**EXERCISE OBJECTIVE**
Copy, from the material below, every line in which the word "direction" can be found.
(THE DATA Opens)
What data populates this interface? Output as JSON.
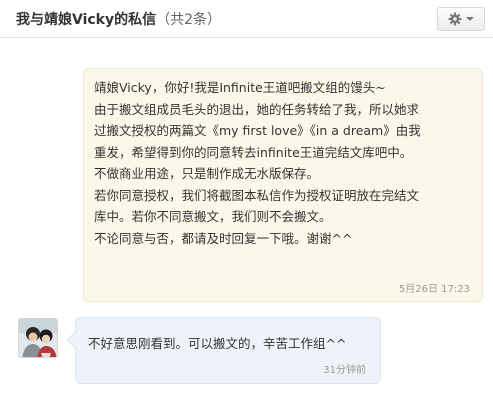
{
  "header": {
    "title_prefix": "我与靖娘Vicky的私信",
    "count_label": "（共2条）"
  },
  "toolbar": {
    "settings_icon": "gear-icon",
    "dropdown_icon": "chevron-down-icon"
  },
  "messages": [
    {
      "direction": "sent",
      "lines": [
        "靖娘Vicky，你好!我是Infinite王道吧搬文组的馒头~",
        "由于搬文组成员毛头的退出，她的任务转给了我，所以她求",
        "过搬文授权的两篇文《my first love》《in a dream》由我",
        "重发，希望得到你的同意转去infinite王道完结文库吧中。",
        "不做商业用途，只是制作成无水版保存。",
        "若你同意授权，我们将截图本私信作为授权证明放在完结文",
        "库中。若你不同意搬文，我们则不会搬文。",
        "不论同意与否，都请及时回复一下哦。谢谢^^"
      ],
      "time": "5月26日 17:23"
    },
    {
      "direction": "received",
      "text": "不好意思刚看到。可以搬文的，辛苦工作组^^",
      "time": "31分钟前"
    }
  ],
  "colors": {
    "sent_bubble": "#fbf8e9",
    "received_bubble": "#eef3f9"
  }
}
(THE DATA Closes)
**TASK OUTPUT**
      "direction": "sent",
      "direction": "received",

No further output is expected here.